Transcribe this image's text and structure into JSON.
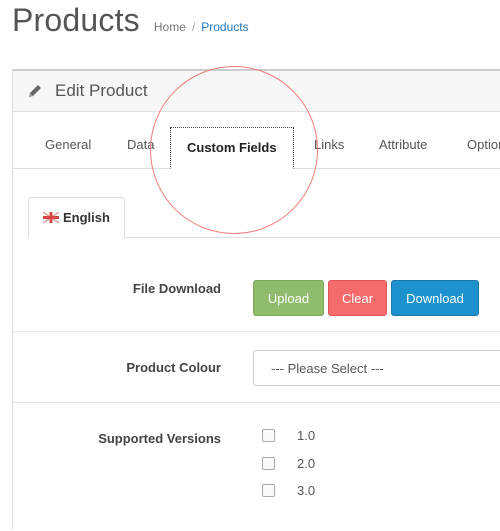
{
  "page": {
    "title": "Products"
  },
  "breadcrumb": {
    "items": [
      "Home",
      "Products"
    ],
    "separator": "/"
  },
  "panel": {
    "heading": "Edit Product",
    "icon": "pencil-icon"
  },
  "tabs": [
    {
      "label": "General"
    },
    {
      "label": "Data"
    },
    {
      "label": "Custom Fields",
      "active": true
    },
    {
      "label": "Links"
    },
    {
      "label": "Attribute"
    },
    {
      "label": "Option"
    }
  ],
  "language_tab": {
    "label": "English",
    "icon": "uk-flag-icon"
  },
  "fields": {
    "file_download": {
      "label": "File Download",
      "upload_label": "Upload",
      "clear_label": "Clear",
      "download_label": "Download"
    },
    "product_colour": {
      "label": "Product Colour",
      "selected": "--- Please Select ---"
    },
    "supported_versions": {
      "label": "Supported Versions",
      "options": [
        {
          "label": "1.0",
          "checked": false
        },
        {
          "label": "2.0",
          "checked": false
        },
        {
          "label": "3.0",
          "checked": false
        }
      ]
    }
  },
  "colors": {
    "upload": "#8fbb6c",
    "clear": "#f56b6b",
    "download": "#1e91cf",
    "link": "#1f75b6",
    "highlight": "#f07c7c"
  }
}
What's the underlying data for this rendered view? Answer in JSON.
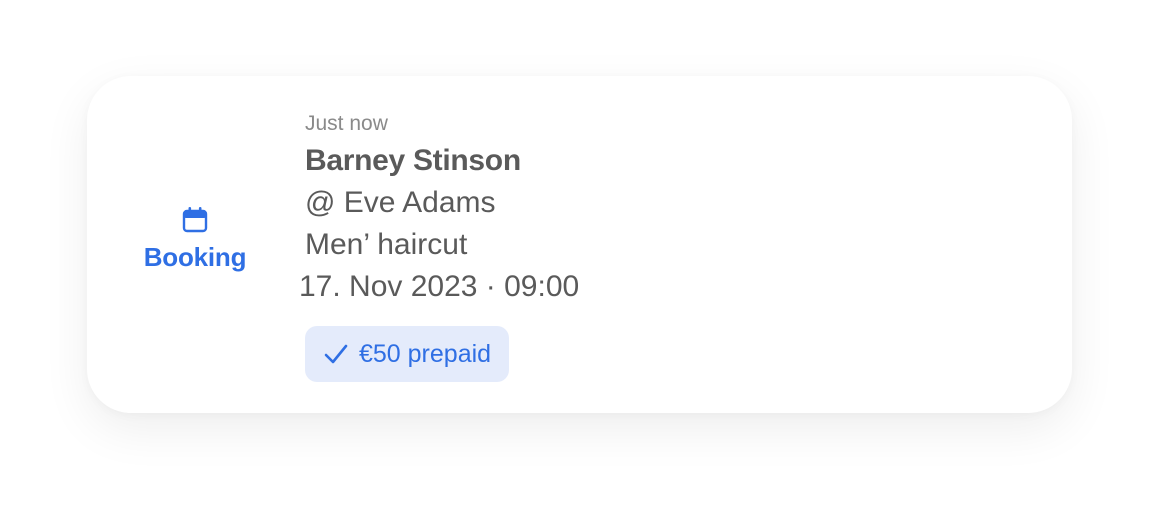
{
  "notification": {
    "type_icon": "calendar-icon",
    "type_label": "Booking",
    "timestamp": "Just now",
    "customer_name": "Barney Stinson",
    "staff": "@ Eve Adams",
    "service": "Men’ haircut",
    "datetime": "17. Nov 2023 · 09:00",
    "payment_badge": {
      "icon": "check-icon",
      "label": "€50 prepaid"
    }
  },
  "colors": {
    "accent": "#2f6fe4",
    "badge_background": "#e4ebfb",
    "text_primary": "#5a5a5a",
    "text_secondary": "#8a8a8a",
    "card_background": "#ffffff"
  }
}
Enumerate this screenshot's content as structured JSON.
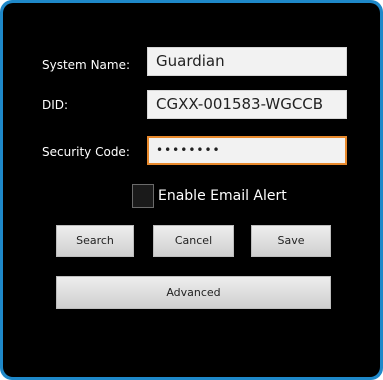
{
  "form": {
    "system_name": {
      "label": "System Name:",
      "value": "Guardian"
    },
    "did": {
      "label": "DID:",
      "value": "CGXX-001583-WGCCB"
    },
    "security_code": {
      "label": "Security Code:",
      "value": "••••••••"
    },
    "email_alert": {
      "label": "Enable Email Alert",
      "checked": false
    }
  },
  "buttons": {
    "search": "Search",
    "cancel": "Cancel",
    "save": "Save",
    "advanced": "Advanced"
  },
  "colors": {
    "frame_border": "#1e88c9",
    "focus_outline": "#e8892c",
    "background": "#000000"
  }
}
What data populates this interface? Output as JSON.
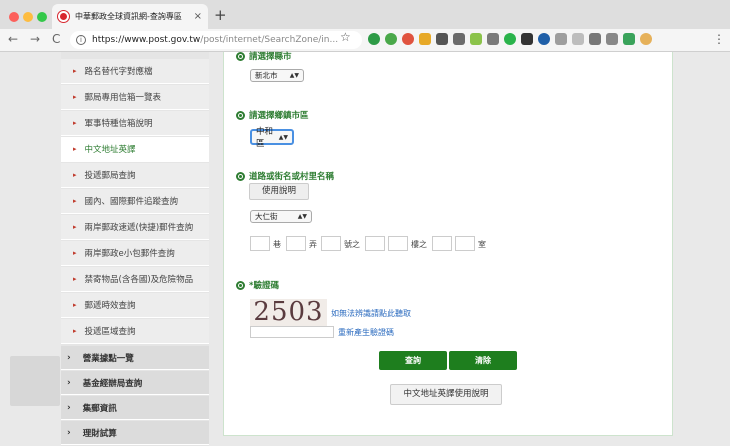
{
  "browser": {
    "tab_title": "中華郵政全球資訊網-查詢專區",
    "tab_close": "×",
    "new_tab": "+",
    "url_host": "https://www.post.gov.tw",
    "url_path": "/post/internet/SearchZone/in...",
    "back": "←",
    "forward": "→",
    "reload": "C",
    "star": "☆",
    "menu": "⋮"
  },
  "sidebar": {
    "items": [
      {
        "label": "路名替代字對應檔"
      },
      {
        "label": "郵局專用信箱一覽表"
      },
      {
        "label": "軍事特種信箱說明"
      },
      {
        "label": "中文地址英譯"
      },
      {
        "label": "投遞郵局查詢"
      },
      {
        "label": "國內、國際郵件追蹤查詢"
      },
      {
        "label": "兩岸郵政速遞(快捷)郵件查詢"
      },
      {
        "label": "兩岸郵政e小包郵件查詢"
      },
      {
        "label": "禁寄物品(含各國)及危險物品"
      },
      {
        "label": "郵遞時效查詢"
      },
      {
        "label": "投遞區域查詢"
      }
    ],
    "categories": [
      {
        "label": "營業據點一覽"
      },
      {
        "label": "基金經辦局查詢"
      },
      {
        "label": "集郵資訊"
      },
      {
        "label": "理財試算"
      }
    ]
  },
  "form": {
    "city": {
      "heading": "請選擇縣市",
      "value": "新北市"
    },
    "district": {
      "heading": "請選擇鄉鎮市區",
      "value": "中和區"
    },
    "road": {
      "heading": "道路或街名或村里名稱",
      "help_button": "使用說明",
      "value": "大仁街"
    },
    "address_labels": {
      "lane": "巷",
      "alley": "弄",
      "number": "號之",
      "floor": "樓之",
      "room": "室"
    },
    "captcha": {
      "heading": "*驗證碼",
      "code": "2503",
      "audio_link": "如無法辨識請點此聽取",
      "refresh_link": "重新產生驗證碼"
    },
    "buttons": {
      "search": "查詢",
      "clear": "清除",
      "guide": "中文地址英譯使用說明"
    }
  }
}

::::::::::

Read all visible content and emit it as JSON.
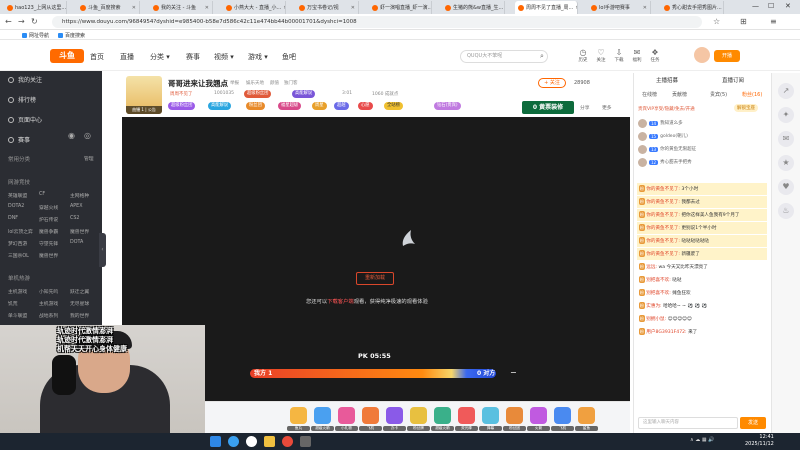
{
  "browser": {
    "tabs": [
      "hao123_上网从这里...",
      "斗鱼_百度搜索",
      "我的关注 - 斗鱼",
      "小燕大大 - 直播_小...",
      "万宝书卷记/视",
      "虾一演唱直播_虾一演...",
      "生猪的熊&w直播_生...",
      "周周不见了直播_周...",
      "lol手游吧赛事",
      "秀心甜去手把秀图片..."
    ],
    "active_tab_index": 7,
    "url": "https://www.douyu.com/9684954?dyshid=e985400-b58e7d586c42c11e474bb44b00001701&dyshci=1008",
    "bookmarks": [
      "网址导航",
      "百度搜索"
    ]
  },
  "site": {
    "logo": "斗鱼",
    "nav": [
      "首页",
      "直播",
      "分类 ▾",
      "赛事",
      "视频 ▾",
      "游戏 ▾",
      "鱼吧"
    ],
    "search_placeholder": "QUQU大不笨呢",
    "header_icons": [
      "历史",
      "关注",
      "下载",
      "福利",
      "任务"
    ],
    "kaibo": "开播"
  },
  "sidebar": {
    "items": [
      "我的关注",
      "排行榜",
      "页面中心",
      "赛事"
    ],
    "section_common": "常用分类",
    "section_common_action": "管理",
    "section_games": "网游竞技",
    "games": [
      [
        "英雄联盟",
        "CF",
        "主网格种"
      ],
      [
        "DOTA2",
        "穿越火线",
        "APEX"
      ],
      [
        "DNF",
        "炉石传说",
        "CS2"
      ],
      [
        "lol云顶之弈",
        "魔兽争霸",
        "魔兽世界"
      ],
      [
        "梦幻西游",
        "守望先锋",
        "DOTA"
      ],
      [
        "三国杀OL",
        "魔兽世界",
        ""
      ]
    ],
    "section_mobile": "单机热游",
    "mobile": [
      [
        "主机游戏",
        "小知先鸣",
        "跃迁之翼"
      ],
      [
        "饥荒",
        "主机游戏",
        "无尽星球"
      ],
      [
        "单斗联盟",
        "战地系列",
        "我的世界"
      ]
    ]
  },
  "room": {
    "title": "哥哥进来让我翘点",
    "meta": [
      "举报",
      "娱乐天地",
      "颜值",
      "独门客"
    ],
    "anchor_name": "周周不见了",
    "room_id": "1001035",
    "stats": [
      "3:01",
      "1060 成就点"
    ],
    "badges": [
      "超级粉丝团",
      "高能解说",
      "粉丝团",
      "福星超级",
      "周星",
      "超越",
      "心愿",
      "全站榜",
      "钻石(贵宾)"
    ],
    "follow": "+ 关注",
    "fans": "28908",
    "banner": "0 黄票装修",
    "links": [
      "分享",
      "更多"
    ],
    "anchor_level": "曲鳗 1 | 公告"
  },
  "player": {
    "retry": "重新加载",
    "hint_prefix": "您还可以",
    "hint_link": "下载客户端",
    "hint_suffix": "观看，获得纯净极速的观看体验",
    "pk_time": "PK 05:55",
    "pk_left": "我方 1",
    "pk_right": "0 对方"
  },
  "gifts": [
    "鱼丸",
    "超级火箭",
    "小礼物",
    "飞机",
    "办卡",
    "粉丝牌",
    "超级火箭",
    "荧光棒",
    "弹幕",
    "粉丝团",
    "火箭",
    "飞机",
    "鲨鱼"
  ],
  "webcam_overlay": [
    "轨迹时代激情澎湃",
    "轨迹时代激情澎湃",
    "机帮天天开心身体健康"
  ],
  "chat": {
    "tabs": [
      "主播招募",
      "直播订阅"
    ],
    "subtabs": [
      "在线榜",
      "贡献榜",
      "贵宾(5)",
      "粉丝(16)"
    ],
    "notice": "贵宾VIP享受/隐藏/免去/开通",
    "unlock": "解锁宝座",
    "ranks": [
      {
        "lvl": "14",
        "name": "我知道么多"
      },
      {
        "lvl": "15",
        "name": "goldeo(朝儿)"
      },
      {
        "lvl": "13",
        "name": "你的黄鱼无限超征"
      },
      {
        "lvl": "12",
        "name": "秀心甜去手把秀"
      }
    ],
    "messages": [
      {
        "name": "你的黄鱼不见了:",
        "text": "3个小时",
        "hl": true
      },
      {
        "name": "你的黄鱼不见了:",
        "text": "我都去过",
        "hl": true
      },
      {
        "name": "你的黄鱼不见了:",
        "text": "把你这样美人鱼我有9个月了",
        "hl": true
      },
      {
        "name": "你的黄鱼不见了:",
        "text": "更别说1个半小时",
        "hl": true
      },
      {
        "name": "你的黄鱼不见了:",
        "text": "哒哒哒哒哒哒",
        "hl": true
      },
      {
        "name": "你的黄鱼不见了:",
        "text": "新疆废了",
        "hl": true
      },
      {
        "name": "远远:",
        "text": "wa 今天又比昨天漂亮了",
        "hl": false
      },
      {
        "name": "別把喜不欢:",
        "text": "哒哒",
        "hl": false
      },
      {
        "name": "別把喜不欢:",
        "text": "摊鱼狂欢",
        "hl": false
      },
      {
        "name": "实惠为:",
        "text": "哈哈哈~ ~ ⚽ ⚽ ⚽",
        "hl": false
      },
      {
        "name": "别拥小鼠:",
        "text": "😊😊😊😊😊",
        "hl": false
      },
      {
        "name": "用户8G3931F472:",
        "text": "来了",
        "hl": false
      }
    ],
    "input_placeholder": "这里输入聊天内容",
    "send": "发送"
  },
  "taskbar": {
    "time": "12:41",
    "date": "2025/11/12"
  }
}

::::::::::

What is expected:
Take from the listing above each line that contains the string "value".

Solution to this task:
      "value": "Guardian"
      "value": "CGXX-001583-WGCCB"
      "value": "••••••••"
      "value": "新北市"
      "value": "中和區"
      "value": "大仁街"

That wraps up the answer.